### Input data:
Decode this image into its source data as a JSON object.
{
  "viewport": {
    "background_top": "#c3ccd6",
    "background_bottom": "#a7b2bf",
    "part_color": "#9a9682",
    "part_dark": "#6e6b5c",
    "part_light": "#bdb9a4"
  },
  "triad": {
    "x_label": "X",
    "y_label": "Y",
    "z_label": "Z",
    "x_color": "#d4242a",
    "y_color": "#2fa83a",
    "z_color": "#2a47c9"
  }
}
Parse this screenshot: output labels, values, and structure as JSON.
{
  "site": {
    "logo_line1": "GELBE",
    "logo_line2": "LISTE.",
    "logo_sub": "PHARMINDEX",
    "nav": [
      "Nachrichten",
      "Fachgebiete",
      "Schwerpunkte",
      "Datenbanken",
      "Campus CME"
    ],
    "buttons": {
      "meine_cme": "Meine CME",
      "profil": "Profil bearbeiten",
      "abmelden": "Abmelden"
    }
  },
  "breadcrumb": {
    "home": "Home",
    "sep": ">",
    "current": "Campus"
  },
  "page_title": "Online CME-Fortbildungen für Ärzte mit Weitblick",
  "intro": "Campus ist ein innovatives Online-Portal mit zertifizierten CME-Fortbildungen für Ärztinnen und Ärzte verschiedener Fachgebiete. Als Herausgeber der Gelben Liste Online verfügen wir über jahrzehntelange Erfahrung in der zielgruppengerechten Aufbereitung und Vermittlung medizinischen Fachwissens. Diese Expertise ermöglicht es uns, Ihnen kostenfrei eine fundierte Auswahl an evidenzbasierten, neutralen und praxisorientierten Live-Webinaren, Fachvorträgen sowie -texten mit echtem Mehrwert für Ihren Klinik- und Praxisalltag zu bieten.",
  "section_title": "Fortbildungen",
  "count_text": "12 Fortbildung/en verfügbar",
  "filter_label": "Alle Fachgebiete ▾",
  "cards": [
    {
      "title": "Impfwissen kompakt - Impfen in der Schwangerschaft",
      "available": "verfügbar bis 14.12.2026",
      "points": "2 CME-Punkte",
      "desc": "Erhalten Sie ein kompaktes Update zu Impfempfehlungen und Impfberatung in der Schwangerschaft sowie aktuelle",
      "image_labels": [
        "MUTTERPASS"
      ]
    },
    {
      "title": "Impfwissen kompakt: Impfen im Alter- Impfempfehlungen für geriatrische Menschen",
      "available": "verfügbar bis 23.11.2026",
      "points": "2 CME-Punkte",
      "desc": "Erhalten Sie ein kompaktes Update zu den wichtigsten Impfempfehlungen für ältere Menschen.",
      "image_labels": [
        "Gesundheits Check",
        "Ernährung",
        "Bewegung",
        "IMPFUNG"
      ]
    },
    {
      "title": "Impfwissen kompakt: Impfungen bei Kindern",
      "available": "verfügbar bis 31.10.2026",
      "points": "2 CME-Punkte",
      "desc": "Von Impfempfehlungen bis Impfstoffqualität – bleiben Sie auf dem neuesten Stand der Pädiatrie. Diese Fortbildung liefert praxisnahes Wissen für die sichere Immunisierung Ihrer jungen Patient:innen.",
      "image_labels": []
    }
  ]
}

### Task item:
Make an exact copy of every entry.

### Your solution:
Decode this image into its source data as a JSON object.
{
  "viewport": {
    "background_top": "#c3ccd6",
    "background_bottom": "#a7b2bf",
    "part_color": "#9a9682",
    "part_dark": "#6e6b5c",
    "part_light": "#bdb9a4"
  },
  "triad": {
    "x_label": "X",
    "y_label": "Y",
    "z_label": "Z",
    "x_color": "#d4242a",
    "y_color": "#2fa83a",
    "z_color": "#2a47c9"
  }
}
Parse this screenshot: output labels, values, and structure as JSON.
{
  "site": {
    "logo_line1": "GELBE",
    "logo_line2": "LISTE.",
    "logo_sub": "PHARMINDEX",
    "nav": [
      "Nachrichten",
      "Fachgebiete",
      "Schwerpunkte",
      "Datenbanken",
      "Campus CME"
    ],
    "buttons": {
      "meine_cme": "Meine CME",
      "profil": "Profil bearbeiten",
      "abmelden": "Abmelden"
    }
  },
  "breadcrumb": {
    "home": "Home",
    "sep": ">",
    "current": "Campus"
  },
  "page_title": "Online CME-Fortbildungen für Ärzte mit Weitblick",
  "intro": "Campus ist ein innovatives Online-Portal mit zertifizierten CME-Fortbildungen für Ärztinnen und Ärzte verschiedener Fachgebiete. Als Herausgeber der Gelben Liste Online verfügen wir über jahrzehntelange Erfahrung in der zielgruppengerechten Aufbereitung und Vermittlung medizinischen Fachwissens. Diese Expertise ermöglicht es uns, Ihnen kostenfrei eine fundierte Auswahl an evidenzbasierten, neutralen und praxisorientierten Live-Webinaren, Fachvorträgen sowie -texten mit echtem Mehrwert für Ihren Klinik- und Praxisalltag zu bieten.",
  "section_title": "Fortbildungen",
  "count_text": "12 Fortbildung/en verfügbar",
  "filter_label": "Alle Fachgebiete ▾",
  "cards": [
    {
      "title": "Impfwissen kompakt - Impfen in der Schwangerschaft",
      "available": "verfügbar bis 14.12.2026",
      "points": "2 CME-Punkte",
      "desc": "Erhalten Sie ein kompaktes Update zu Impfempfehlungen und Impfberatung in der Schwangerschaft sowie aktuelle",
      "image_labels": [
        "MUTTERPASS"
      ]
    },
    {
      "title": "Impfwissen kompakt: Impfen im Alter- Impfempfehlungen für geriatrische Menschen",
      "available": "verfügbar bis 23.11.2026",
      "points": "2 CME-Punkte",
      "desc": "Erhalten Sie ein kompaktes Update zu den wichtigsten Impfempfehlungen für ältere Menschen.",
      "image_labels": [
        "Gesundheits Check",
        "Ernährung",
        "Bewegung",
        "IMPFUNG"
      ]
    },
    {
      "title": "Impfwissen kompakt: Impfungen bei Kindern",
      "available": "verfügbar bis 31.10.2026",
      "points": "2 CME-Punkte",
      "desc": "Von Impfempfehlungen bis Impfstoffqualität – bleiben Sie auf dem neuesten Stand der Pädiatrie. Diese Fortbildung liefert praxisnahes Wissen für die sichere Immunisierung Ihrer jungen Patient:innen.",
      "image_labels": []
    }
  ]
}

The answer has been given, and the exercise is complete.